- Determine an acceptable location for the power wire using a multimeter.
- If the fuse does not switch off when the ignition is turned off, the battery may be drained.
The power wire may also be connected to an existing sound device in certain circumstances.
- To get to the stereo wire, remove the trim piece.
- Locate the stereo’s power cords.
- Make positive connections with other positives and negative connections with other negatives.
- The reverse signal wire should be connected to the reverse trigger wire.
- The video cable should be connected.
- Replace the trim pieces that you’ve taken out.
- Reconnect the battery connections in a safe manner.
- Start the engine.
- To test whether the monitor switches or turns on and shows the rear video stream, put the vehicle in reverse.
- Turn off the vehicle if it works. If it doesn’t, go back to the beginning and double-check your work.
- Use electrical tape, zip ties, and velcro to tidy up any extra wiring.
- If required, reinstall the stereo head unit.
- Replace any internal pieces, panels, or covers that have been removed.
Congratulations, your vehicle is now safer and more up to date.
2020 Nissan Rogue, Nissan
Installing a Backup Camera: Pro Tips
Here are some expert recommendations for installing a backup camera from The Drive.
- It’s vital to be prepared with equipment that may make the procedure simpler while pulling difficult coiled wire throughout an automobile. To get the wires through those tight areas, use a wire feeder or puller.
How Often Should a Backup Camera Be Installed?
- We’d like to tell you that this is a one-time installation, but only idiots believe that gadgets stay forever.
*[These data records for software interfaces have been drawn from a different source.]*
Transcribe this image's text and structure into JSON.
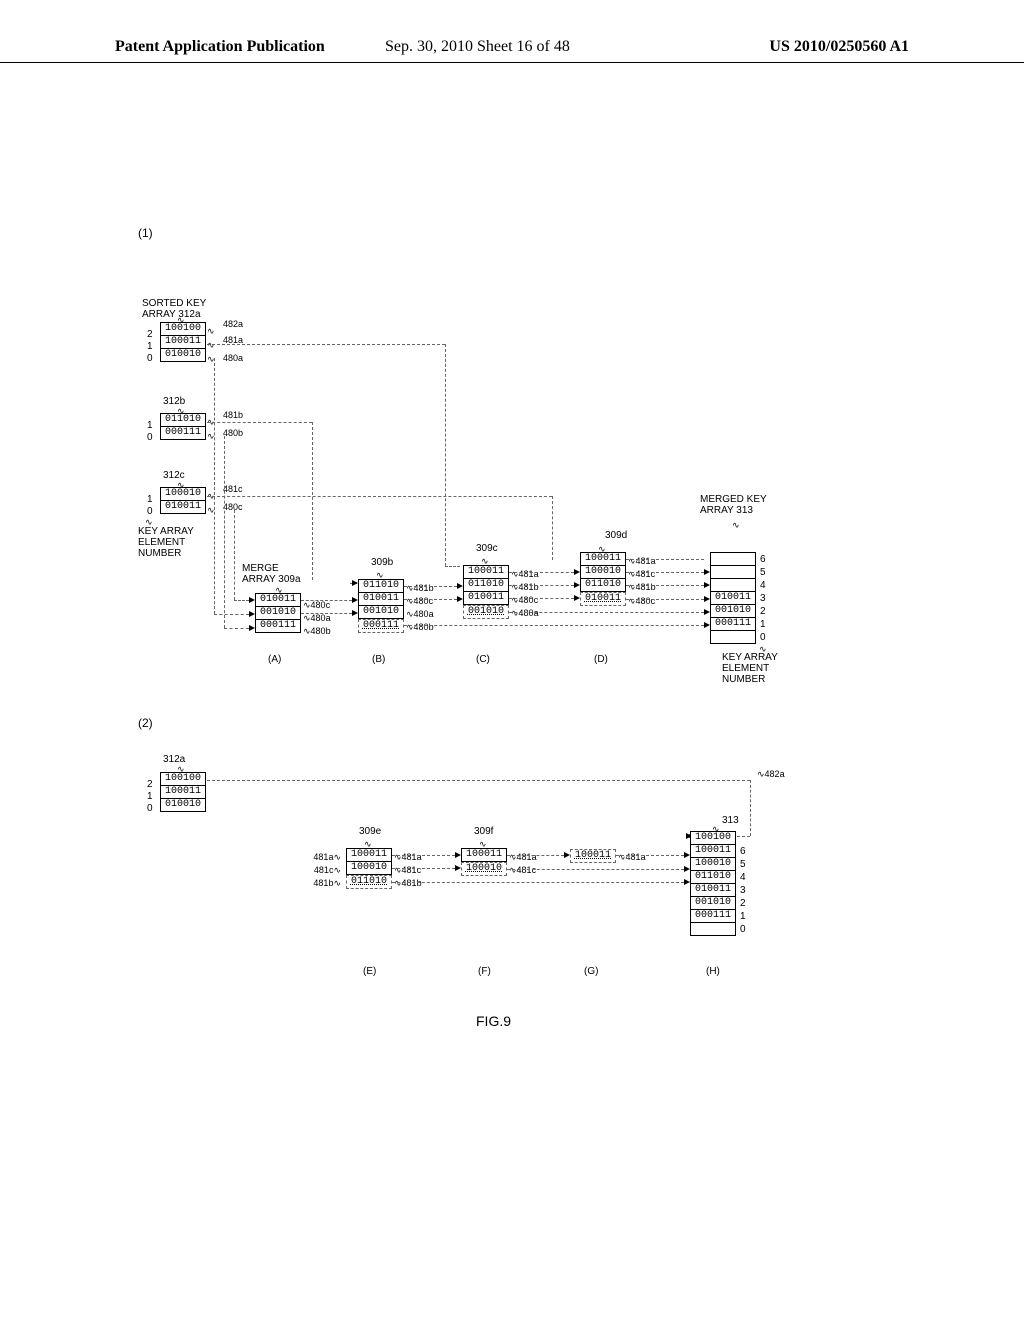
{
  "header": {
    "left": "Patent Application Publication",
    "center": "Sep. 30, 2010  Sheet 16 of 48",
    "right": "US 2010/0250560 A1"
  },
  "figure": {
    "num1": "(1)",
    "num2": "(2)",
    "sortedKeyLabel": "SORTED KEY\nARRAY 312a",
    "mergedKeyLabel": "MERGED KEY\nARRAY 313",
    "keyArrayElemLabel": "KEY ARRAY\nELEMENT\nNUMBER",
    "keyArrayElemLabel2": "KEY ARRAY\nELEMENT\nNUMBER",
    "title": "FIG.9",
    "arrays": {
      "a312a": {
        "label": "312a",
        "idx": [
          "2",
          "1",
          "0"
        ],
        "cells": [
          "100100",
          "100011",
          "010010"
        ],
        "refs": [
          "482a",
          "481a",
          "480a"
        ]
      },
      "a312b": {
        "label": "312b",
        "idx": [
          "1",
          "0"
        ],
        "cells": [
          "011010",
          "000111"
        ],
        "refs": [
          "481b",
          "480b"
        ]
      },
      "a312c": {
        "label": "312c",
        "idx": [
          "1",
          "0"
        ],
        "cells": [
          "100010",
          "010011"
        ],
        "refs": [
          "481c",
          "480c"
        ]
      },
      "merge309a": {
        "label": "MERGE\nARRAY 309a",
        "cells": [
          "010011",
          "001010",
          "000111"
        ],
        "refs": [
          "480c",
          "480a",
          "480b"
        ]
      },
      "m309b": {
        "label": "309b",
        "cells": [
          "011010",
          "010011",
          "001010",
          "000111"
        ],
        "refs": [
          "481b",
          "480c",
          "480a",
          "480b"
        ]
      },
      "m309c": {
        "label": "309c",
        "cells": [
          "100011",
          "011010",
          "010011",
          "001010"
        ],
        "refs": [
          "481a",
          "481b",
          "480c",
          "480a"
        ]
      },
      "m309d": {
        "label": "309d",
        "cells": [
          "100011",
          "100010",
          "011010",
          "010011"
        ],
        "refs": [
          "481a",
          "481c",
          "481b",
          "480c"
        ]
      },
      "m309e": {
        "label": "309e",
        "cells": [
          "100011",
          "100010",
          "011010"
        ],
        "refs": [
          "481a",
          "481c",
          "481b"
        ]
      },
      "m309f": {
        "label": "309f",
        "cells": [
          "100011",
          "100010"
        ],
        "refs": [
          "481a",
          "481c"
        ]
      },
      "mG": {
        "cells": [
          "100011"
        ],
        "refs": [
          "481a"
        ]
      },
      "merged313": {
        "label": "313",
        "idx": [
          "6",
          "5",
          "4",
          "3",
          "2",
          "1",
          "0"
        ],
        "cells": [
          "",
          "",
          "",
          "010011",
          "001010",
          "000111",
          ""
        ]
      },
      "merged313b": {
        "label": "313",
        "idx": [
          "6",
          "5",
          "4",
          "3",
          "2",
          "1",
          "0"
        ],
        "cells": [
          "100100",
          "100011",
          "100010",
          "011010",
          "010011",
          "001010",
          "000111",
          ""
        ]
      }
    },
    "stageLabels": {
      "A": "(A)",
      "B": "(B)",
      "C": "(C)",
      "D": "(D)",
      "E": "(E)",
      "F": "(F)",
      "G": "(G)",
      "H": "(H)"
    },
    "ref482a2": "482a"
  }
}
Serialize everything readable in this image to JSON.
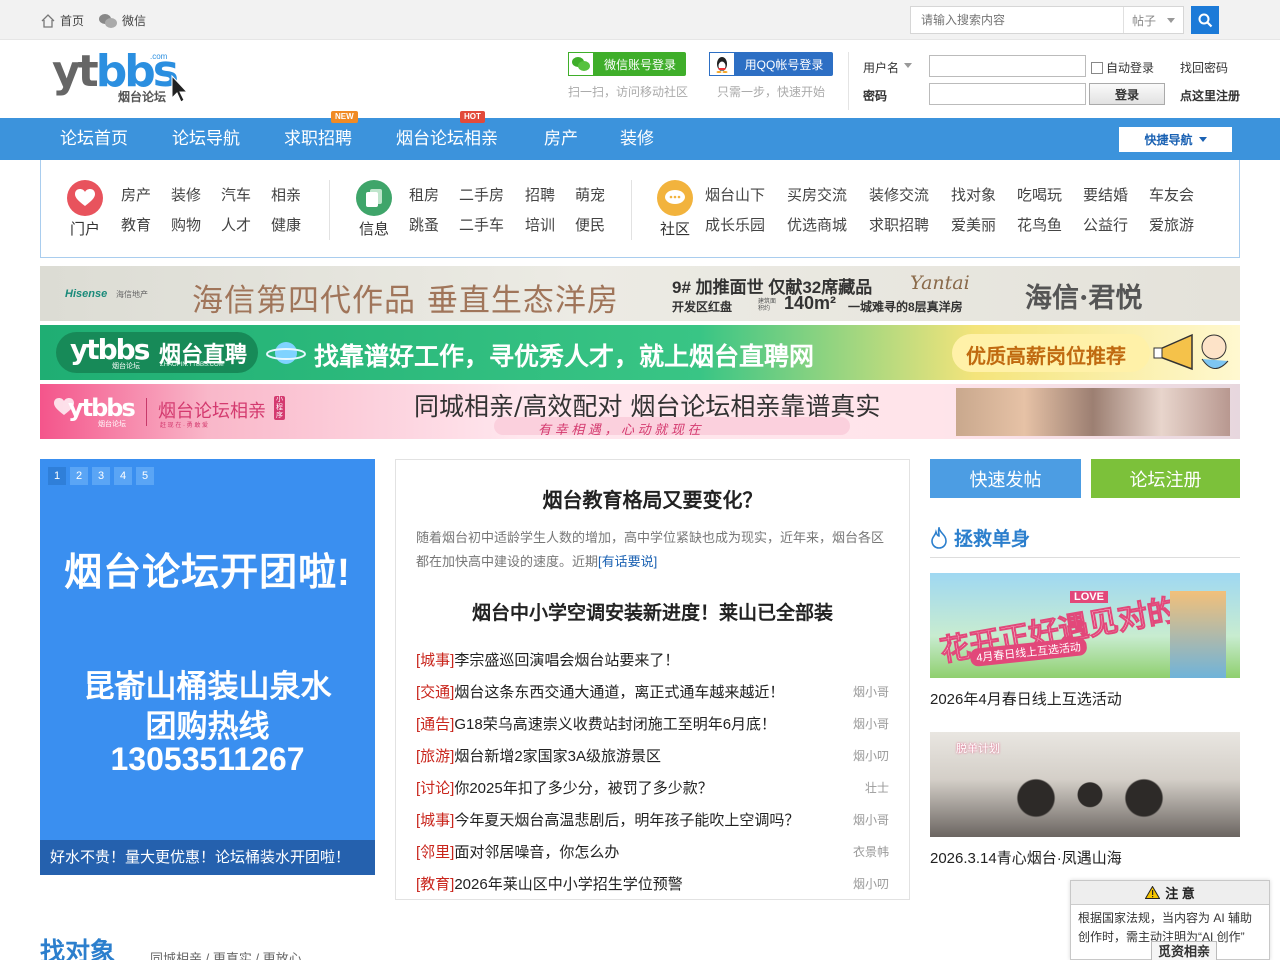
{
  "topbar": {
    "home": "首页",
    "wechat": "微信",
    "search_placeholder": "请输入搜索内容",
    "search_scope": "帖子"
  },
  "logo": {
    "main_gray": "yt",
    "main_blue": "bbs",
    "com": ".com",
    "sub": "烟台论坛"
  },
  "social_login": {
    "wechat_label": "微信账号登录",
    "wechat_hint": "扫一扫，访问移动社区",
    "qq_label": "用QQ帐号登录",
    "qq_hint": "只需一步，快速开始"
  },
  "login": {
    "username_label": "用户名",
    "password_label": "密码",
    "autologin": "自动登录",
    "find_password": "找回密码",
    "login_btn": "登录",
    "register": "点这里注册"
  },
  "nav": {
    "items": [
      "论坛首页",
      "论坛导航",
      "求职招聘",
      "烟台论坛相亲",
      "房产",
      "装修"
    ],
    "badge_new": "NEW",
    "badge_hot": "HOT",
    "quick": "快捷导航"
  },
  "categories": {
    "portal": {
      "name": "门户",
      "links": [
        "房产",
        "装修",
        "汽车",
        "相亲",
        "教育",
        "购物",
        "人才",
        "健康"
      ]
    },
    "info": {
      "name": "信息",
      "links": [
        "租房",
        "二手房",
        "招聘",
        "萌宠",
        "跳蚤",
        "二手车",
        "培训",
        "便民"
      ]
    },
    "community": {
      "name": "社区",
      "links": [
        "烟台山下",
        "买房交流",
        "装修交流",
        "找对象",
        "吃喝玩",
        "要结婚",
        "车友会",
        "成长乐园",
        "优选商城",
        "求职招聘",
        "爱美丽",
        "花鸟鱼",
        "公益行",
        "爱旅游"
      ]
    }
  },
  "banners": {
    "b1": {
      "brand": "Hisense",
      "brand_cn": "海信地产",
      "slogan": "海信第四代作品  垂直生态洋房",
      "line1": "9# 加推面世  仅献32席藏品",
      "sig": "Yantai",
      "line2a": "开发区红盘",
      "line2b": "建筑面积约",
      "area": "140m²",
      "line2c": "一城难寻的8层真洋房",
      "name": "海信·君悦"
    },
    "b2": {
      "logo": "ytbbs",
      "logo_sub": "烟台论坛",
      "title": "烟台直聘",
      "domain": "ZHAOPIN.YTBBS.COM",
      "slogan": "找靠谱好工作，寻优秀人才，就上烟台直聘网",
      "tag": "优质高薪岗位推荐"
    },
    "b3": {
      "logo": "ytbbs",
      "logo_sub": "烟台论坛",
      "title": "烟台论坛相亲",
      "mini": "小程序",
      "motto": "赶 现 在 · 勇 敢 爱",
      "slogan": "同城相亲/高效配对  烟台论坛相亲靠谱真实",
      "sub": "有 幸 相 遇 ， 心 动 就 现 在"
    }
  },
  "slider": {
    "dots": [
      "1",
      "2",
      "3",
      "4",
      "5"
    ],
    "title": "烟台论坛开团啦!",
    "line1": "昆嵛山桶装山泉水",
    "line2": "团购热线",
    "phone": "13053511267",
    "caption": "好水不贵！量大更优惠！论坛桶装水开团啦！"
  },
  "news": {
    "headline1": "烟台教育格局又要变化？",
    "summary": "随着烟台初中适龄学生人数的增加，高中学位紧缺也成为现实，近年来，烟台各区都在加快高中建设的速度。近期",
    "summary_more": "[有话要说]",
    "headline2": "烟台中小学空调安装新进度！莱山已全部装",
    "items": [
      {
        "tag": "[城事]",
        "title": "李宗盛巡回演唱会烟台站要来了！",
        "author": ""
      },
      {
        "tag": "[交通]",
        "title": "烟台这条东西交通大通道，离正式通车越来越近！",
        "author": "烟小哥"
      },
      {
        "tag": "[通告]",
        "title": "G18荣乌高速崇义收费站封闭施工至明年6月底！",
        "author": "烟小哥"
      },
      {
        "tag": "[旅游]",
        "title": "烟台新增2家国家3A级旅游景区",
        "author": "烟小叨"
      },
      {
        "tag": "[讨论]",
        "title": "你2025年扣了多少分，被罚了多少款？",
        "author": "壮士"
      },
      {
        "tag": "[城事]",
        "title": "今年夏天烟台高温悲剧后，明年孩子能吹上空调吗？",
        "author": "烟小哥"
      },
      {
        "tag": "[邻里]",
        "title": "面对邻居噪音，你怎么办",
        "author": "衣景帏"
      },
      {
        "tag": "[教育]",
        "title": "2026年莱山区中小学招生学位预警",
        "author": "烟小叨"
      }
    ]
  },
  "right": {
    "post_btn": "快速发帖",
    "register_btn": "论坛注册",
    "section_title": "拯救单身",
    "thumb1_banner": "花开正好遇见对的人",
    "thumb1_love": "LOVE",
    "thumb1_sub": "4月春日线上互选活动",
    "thumb1_caption": "2026年4月春日线上互选活动",
    "thumb2_logo": "脱单计划",
    "thumb2_caption": "2026.3.14青心烟台·凤遇山海"
  },
  "bottom": {
    "title": "找对象",
    "subtitle": "同城相亲 / 更真实 / 更放心"
  },
  "notice": {
    "title": "注 意",
    "body": "根据国家法规，当内容为 AI 辅助创作时，需主动注明为“AI 创作”",
    "footer": "觅资相亲"
  },
  "colors": {
    "nav": "#3c93dc",
    "accent": "#2c7fcd",
    "tag_red": "#c9251c",
    "green": "#7cc13a"
  }
}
You’ll want to update to a superior camera with a sharper image in the future, even if it works for ten years.